● What to do
Copy out each line below verbatim, skipping any picture.

============================================================

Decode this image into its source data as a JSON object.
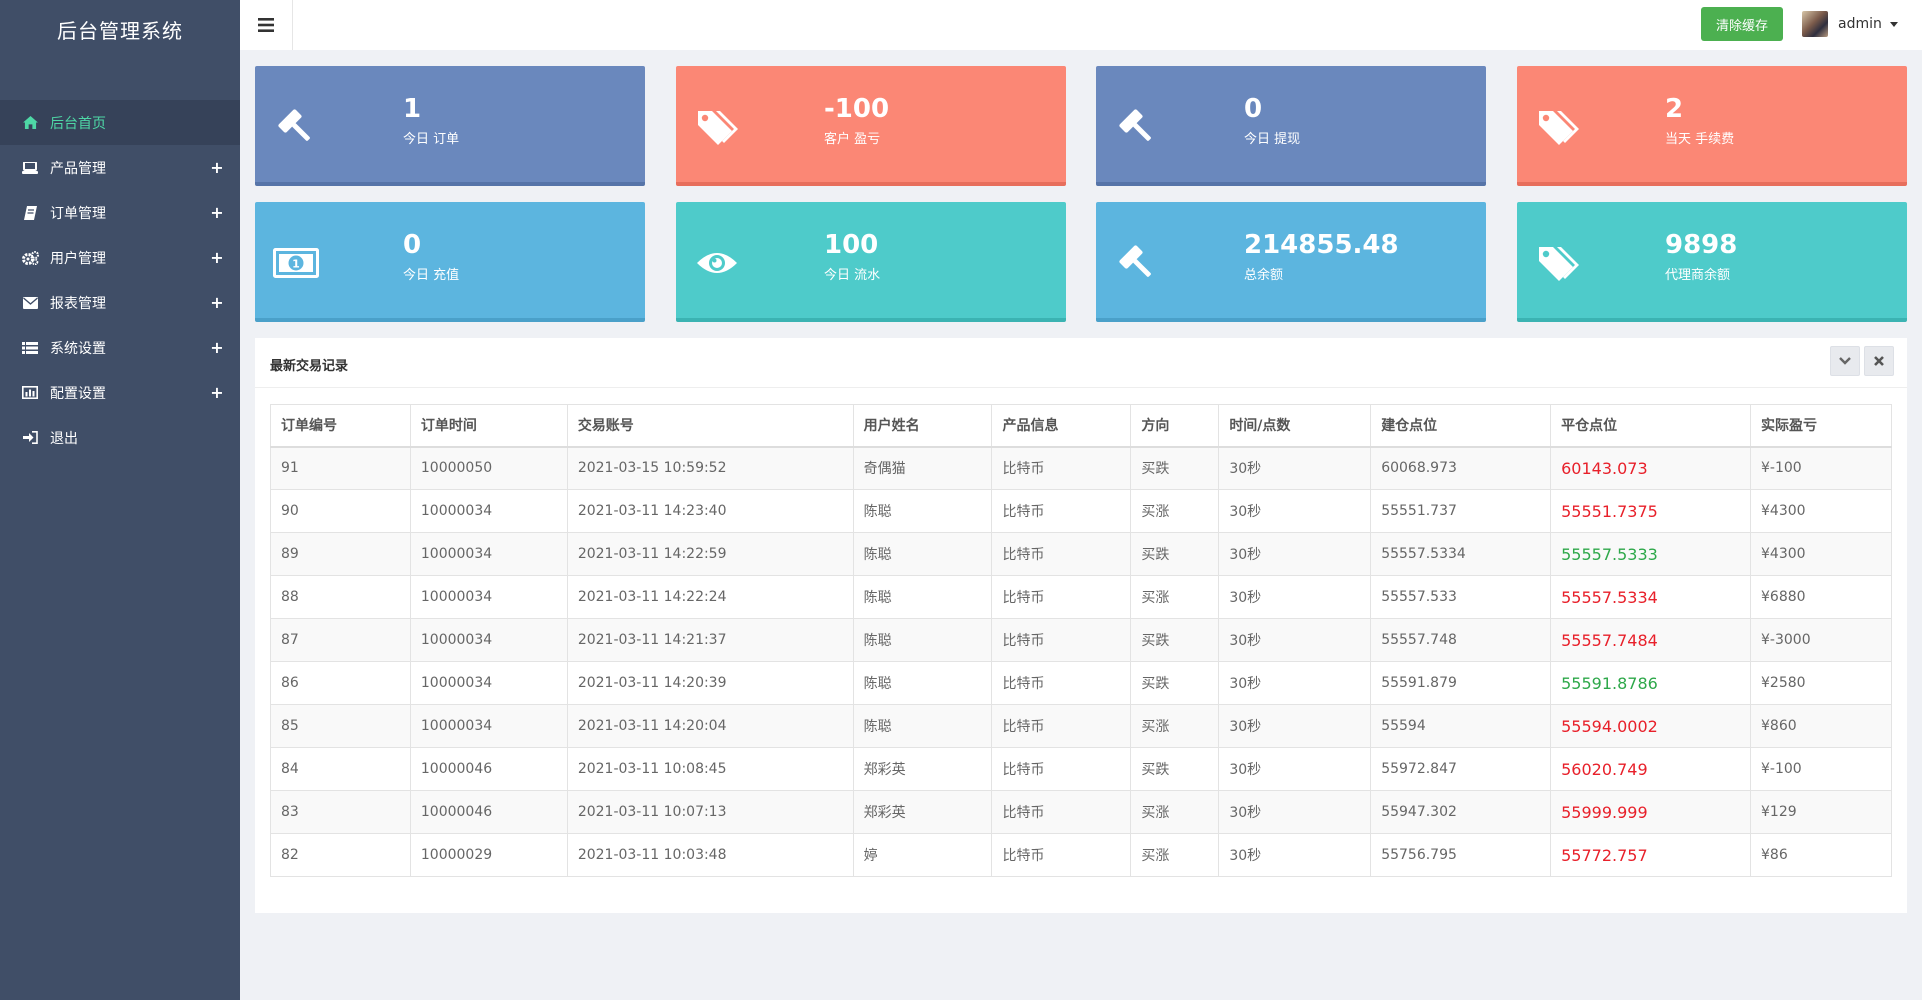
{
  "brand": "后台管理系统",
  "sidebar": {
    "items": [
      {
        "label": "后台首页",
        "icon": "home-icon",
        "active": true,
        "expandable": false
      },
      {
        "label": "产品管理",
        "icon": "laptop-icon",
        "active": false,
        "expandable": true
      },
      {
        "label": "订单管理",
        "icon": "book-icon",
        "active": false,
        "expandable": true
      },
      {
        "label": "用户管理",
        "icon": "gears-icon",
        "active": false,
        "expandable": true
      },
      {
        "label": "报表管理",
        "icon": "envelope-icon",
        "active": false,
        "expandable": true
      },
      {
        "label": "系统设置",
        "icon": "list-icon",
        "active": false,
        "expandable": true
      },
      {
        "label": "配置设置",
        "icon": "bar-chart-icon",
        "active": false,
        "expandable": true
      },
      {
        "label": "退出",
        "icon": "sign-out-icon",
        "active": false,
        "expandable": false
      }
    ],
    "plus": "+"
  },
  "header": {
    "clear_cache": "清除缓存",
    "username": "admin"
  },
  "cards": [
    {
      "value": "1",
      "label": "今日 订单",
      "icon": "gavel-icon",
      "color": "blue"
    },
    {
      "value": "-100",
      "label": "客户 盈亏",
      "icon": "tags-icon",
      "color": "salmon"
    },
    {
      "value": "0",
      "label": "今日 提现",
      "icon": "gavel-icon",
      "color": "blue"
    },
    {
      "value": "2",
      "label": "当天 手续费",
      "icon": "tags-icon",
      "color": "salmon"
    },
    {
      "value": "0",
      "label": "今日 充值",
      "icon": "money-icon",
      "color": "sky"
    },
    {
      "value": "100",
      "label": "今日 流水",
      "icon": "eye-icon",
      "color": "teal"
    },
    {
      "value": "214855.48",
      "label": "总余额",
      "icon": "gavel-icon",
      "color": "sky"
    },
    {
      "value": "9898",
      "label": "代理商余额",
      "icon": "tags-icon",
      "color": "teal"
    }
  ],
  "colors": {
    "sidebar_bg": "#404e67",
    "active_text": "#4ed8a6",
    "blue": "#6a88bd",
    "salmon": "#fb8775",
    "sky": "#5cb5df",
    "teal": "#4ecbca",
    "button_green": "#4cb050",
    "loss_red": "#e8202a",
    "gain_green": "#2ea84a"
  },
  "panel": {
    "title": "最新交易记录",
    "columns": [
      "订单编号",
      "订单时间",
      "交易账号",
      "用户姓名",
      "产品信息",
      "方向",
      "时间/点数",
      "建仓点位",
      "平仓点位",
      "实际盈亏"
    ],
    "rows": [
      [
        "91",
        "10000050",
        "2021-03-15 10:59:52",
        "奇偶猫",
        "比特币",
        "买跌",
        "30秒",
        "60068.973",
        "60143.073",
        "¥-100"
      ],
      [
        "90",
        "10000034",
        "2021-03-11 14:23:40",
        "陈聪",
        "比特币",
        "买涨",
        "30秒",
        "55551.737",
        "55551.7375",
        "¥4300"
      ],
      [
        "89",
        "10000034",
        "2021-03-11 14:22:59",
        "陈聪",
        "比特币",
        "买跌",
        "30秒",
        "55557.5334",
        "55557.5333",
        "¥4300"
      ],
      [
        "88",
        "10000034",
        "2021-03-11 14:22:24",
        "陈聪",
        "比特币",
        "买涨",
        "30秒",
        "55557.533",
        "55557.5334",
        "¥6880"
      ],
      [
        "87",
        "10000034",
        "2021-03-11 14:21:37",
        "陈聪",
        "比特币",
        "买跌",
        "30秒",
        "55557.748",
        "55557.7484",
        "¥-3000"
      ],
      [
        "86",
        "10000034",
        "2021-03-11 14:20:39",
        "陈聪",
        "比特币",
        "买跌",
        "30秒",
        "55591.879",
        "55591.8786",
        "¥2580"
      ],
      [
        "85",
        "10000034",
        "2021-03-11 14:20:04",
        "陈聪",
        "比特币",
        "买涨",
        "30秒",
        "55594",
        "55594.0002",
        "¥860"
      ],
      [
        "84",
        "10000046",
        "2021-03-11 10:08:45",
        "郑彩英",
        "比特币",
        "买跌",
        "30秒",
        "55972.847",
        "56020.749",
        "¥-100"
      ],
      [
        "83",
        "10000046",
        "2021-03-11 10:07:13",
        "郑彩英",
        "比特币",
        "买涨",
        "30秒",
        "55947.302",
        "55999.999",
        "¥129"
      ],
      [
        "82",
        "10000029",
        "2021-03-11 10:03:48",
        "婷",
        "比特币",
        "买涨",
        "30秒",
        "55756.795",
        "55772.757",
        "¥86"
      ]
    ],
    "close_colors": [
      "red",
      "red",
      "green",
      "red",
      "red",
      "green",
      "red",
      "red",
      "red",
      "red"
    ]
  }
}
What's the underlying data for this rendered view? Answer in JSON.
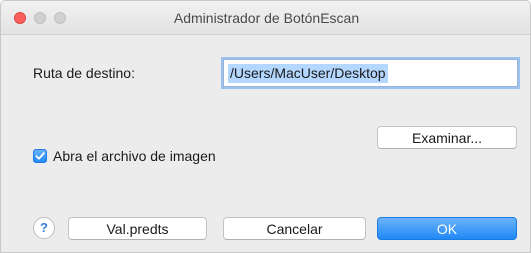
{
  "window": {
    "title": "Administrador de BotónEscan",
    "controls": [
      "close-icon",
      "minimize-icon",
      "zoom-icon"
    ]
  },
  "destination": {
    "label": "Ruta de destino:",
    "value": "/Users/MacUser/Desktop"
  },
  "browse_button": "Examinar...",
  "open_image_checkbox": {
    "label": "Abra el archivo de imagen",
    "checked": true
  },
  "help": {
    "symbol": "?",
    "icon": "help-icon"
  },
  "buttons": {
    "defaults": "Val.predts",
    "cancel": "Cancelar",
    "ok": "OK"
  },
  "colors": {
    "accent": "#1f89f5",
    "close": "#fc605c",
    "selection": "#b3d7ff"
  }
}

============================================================

● Result below
Decode this image into its source data as a JSON object.
{
  "brand": "后台管理系统",
  "sidebar": {
    "items": [
      {
        "label": "后台首页",
        "icon": "home-icon",
        "active": true,
        "expandable": false
      },
      {
        "label": "产品管理",
        "icon": "laptop-icon",
        "active": false,
        "expandable": true
      },
      {
        "label": "订单管理",
        "icon": "book-icon",
        "active": false,
        "expandable": true
      },
      {
        "label": "用户管理",
        "icon": "gears-icon",
        "active": false,
        "expandable": true
      },
      {
        "label": "报表管理",
        "icon": "envelope-icon",
        "active": false,
        "expandable": true
      },
      {
        "label": "系统设置",
        "icon": "list-icon",
        "active": false,
        "expandable": true
      },
      {
        "label": "配置设置",
        "icon": "bar-chart-icon",
        "active": false,
        "expandable": true
      },
      {
        "label": "退出",
        "icon": "sign-out-icon",
        "active": false,
        "expandable": false
      }
    ],
    "plus": "+"
  },
  "header": {
    "clear_cache": "清除缓存",
    "username": "admin"
  },
  "cards": [
    {
      "value": "1",
      "label": "今日 订单",
      "icon": "gavel-icon",
      "color": "blue"
    },
    {
      "value": "-100",
      "label": "客户 盈亏",
      "icon": "tags-icon",
      "color": "salmon"
    },
    {
      "value": "0",
      "label": "今日 提现",
      "icon": "gavel-icon",
      "color": "blue"
    },
    {
      "value": "2",
      "label": "当天 手续费",
      "icon": "tags-icon",
      "color": "salmon"
    },
    {
      "value": "0",
      "label": "今日 充值",
      "icon": "money-icon",
      "color": "sky"
    },
    {
      "value": "100",
      "label": "今日 流水",
      "icon": "eye-icon",
      "color": "teal"
    },
    {
      "value": "214855.48",
      "label": "总余额",
      "icon": "gavel-icon",
      "color": "sky"
    },
    {
      "value": "9898",
      "label": "代理商余额",
      "icon": "tags-icon",
      "color": "teal"
    }
  ],
  "colors": {
    "sidebar_bg": "#404e67",
    "active_text": "#4ed8a6",
    "blue": "#6a88bd",
    "salmon": "#fb8775",
    "sky": "#5cb5df",
    "teal": "#4ecbca",
    "button_green": "#4cb050",
    "loss_red": "#e8202a",
    "gain_green": "#2ea84a"
  },
  "panel": {
    "title": "最新交易记录",
    "columns": [
      "订单编号",
      "订单时间",
      "交易账号",
      "用户姓名",
      "产品信息",
      "方向",
      "时间/点数",
      "建仓点位",
      "平仓点位",
      "实际盈亏"
    ],
    "rows": [
      [
        "91",
        "10000050",
        "2021-03-15 10:59:52",
        "奇偶猫",
        "比特币",
        "买跌",
        "30秒",
        "60068.973",
        "60143.073",
        "¥-100"
      ],
      [
        "90",
        "10000034",
        "2021-03-11 14:23:40",
        "陈聪",
        "比特币",
        "买涨",
        "30秒",
        "55551.737",
        "55551.7375",
        "¥4300"
      ],
      [
        "89",
        "10000034",
        "2021-03-11 14:22:59",
        "陈聪",
        "比特币",
        "买跌",
        "30秒",
        "55557.5334",
        "55557.5333",
        "¥4300"
      ],
      [
        "88",
        "10000034",
        "2021-03-11 14:22:24",
        "陈聪",
        "比特币",
        "买涨",
        "30秒",
        "55557.533",
        "55557.5334",
        "¥6880"
      ],
      [
        "87",
        "10000034",
        "2021-03-11 14:21:37",
        "陈聪",
        "比特币",
        "买跌",
        "30秒",
        "55557.748",
        "55557.7484",
        "¥-3000"
      ],
      [
        "86",
        "10000034",
        "2021-03-11 14:20:39",
        "陈聪",
        "比特币",
        "买跌",
        "30秒",
        "55591.879",
        "55591.8786",
        "¥2580"
      ],
      [
        "85",
        "10000034",
        "2021-03-11 14:20:04",
        "陈聪",
        "比特币",
        "买涨",
        "30秒",
        "55594",
        "55594.0002",
        "¥860"
      ],
      [
        "84",
        "10000046",
        "2021-03-11 10:08:45",
        "郑彩英",
        "比特币",
        "买跌",
        "30秒",
        "55972.847",
        "56020.749",
        "¥-100"
      ],
      [
        "83",
        "10000046",
        "2021-03-11 10:07:13",
        "郑彩英",
        "比特币",
        "买涨",
        "30秒",
        "55947.302",
        "55999.999",
        "¥129"
      ],
      [
        "82",
        "10000029",
        "2021-03-11 10:03:48",
        "婷",
        "比特币",
        "买涨",
        "30秒",
        "55756.795",
        "55772.757",
        "¥86"
      ]
    ],
    "close_colors": [
      "red",
      "red",
      "green",
      "red",
      "red",
      "green",
      "red",
      "red",
      "red",
      "red"
    ]
  }
}
What's the underlying data for this rendered view? Answer in JSON.
{
  "window": {
    "title": "Administrador de BotónEscan",
    "controls": [
      "close-icon",
      "minimize-icon",
      "zoom-icon"
    ]
  },
  "destination": {
    "label": "Ruta de destino:",
    "value": "/Users/MacUser/Desktop"
  },
  "browse_button": "Examinar...",
  "open_image_checkbox": {
    "label": "Abra el archivo de imagen",
    "checked": true
  },
  "help": {
    "symbol": "?",
    "icon": "help-icon"
  },
  "buttons": {
    "defaults": "Val.predts",
    "cancel": "Cancelar",
    "ok": "OK"
  },
  "colors": {
    "accent": "#1f89f5",
    "close": "#fc605c",
    "selection": "#b3d7ff"
  }
}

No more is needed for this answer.